To mark Mental Health Awareness Week, Nick Kuenssberg, Chairman, Frog Systems was invited to give his thoughts on staff wellbeing, in light of the effects of the Covid pandemic, to the Scotsman newspaper.
After what will be, for many of us, the worst year we have ever experienced, it is tempting and necessary to look forward to the positives.
One of the serendipitous benefits of the Covid lockdown is the way in which it has made the world of work more flexible. To the surprise of many businesses, the practical, operational challenge of organising working from home was simpler than they imagined as both employers and employees learnt at pace; it became less expensive than servicing large, costly office buildings and was a chance to ditch the frazzled daily commute – so much so that it’s likely to remain a permanent feature of the future work environment.
It looks like a win-win; or is it? Contrast the conflicting approaches of PwC, which has committed to a flexible post-pandemic hybrid working model, and Goldman Sachs which is bringing staff back to the office. As we slowly emerge from lockdown, the hidden problems and tensions of home working are becoming clearer, presenting new and different human resources challenges, for large scale employers with resources, as well as for SMEs.
Surveys by the Office for National Statistics and the Royal Society for Public Health have indicated that employees’ mental health has suffered detrimentally as a result of the pandemic. Depression and anxiety has increased due to people spending too much time on their own. Many feel much less connected to their colleagues despite the endless contact via Zoom. There is no obvious or straightforward answer for employers but there is one thing they all need to address and that is the mental health of the workforce.
Mental illness does not discriminate – most of us are touched by it at some point in our lives, yet there is still a stigma around being open about it and, even if you are, it’s not always clear where to go to find help. The other point is that there is no one cause. It can be the gradual accumulation of many different issues in someone’s life – health, relationships, money, abuse, bereavement.
For employers with large offices workplace health and safety has been focused on the physical fabric of a building – make sure it’s safe for all the people who work in it. How do you make sure that the minds of those people who work for you are also cared for now? Whereas before the pandemic a staff wellbeing plan was perhaps something that was good to have, it is fast becoming a necessity.
Economic productivity rests on having committed and passionate people in your business. Financial organisations, for example, whose banking and consultancy services have remained in high demand during the pandemic, have reported increased levels of exhaustion and stress.
Some employers have responded by setting up community and wellness programmes such as online mindfulness or yoga sessions, offering additional leave and subsidised subscriptions to meditation apps to help staff decompress. However, it is important to consider other aspects of an employee’s wellbeing – their workspace, whether they are taking proper breaks and the other pressures they might be facing outside of their working hours.

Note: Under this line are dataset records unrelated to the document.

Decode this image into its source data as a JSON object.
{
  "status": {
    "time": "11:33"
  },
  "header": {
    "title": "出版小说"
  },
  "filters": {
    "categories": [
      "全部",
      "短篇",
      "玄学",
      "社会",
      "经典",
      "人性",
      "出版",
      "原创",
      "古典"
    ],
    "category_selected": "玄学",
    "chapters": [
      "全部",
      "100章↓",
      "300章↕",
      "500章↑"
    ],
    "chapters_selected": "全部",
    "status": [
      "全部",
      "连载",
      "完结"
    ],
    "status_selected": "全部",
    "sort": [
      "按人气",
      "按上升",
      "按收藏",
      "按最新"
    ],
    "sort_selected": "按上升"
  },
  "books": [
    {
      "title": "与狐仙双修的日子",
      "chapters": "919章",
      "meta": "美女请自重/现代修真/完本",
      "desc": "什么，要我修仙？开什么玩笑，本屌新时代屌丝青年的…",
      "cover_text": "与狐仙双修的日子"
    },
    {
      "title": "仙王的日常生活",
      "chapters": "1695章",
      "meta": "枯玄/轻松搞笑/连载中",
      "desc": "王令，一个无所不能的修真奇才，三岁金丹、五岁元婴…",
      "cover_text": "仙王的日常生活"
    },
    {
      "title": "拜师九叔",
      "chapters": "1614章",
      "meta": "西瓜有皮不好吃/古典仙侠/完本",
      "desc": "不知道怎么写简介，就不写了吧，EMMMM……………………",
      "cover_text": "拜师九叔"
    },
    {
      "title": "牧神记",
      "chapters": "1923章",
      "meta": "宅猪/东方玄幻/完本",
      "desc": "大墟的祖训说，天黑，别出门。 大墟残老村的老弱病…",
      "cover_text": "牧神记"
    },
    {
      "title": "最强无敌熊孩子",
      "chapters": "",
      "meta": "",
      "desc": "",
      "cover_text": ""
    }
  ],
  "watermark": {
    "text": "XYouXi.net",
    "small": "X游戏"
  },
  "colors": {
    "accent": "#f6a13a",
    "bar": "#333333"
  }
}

Mental Health Awareness Week has given employers the chance to reflect on how their duty of care needs to adapt to the new working environment. It is clear that a more proactive and wide-ranging approach is needed now so employees can get support before they reach the point of need.
While for some of us the prospect of continuing to work from home in large part is welcome, for many, especially younger employees who might well be living on their own, the chance to get back to the office offers the chance of social activity and much missed human contact. For a small, but important minority, living with an abusive partner or family member, the chance to go out to work might, quite literally, be a lifeline.
The world of work is changing fast and will continue to change and the biggest challenge we face as a society going forward is to understand how we all adapt.
The original Scotsman article can be read here.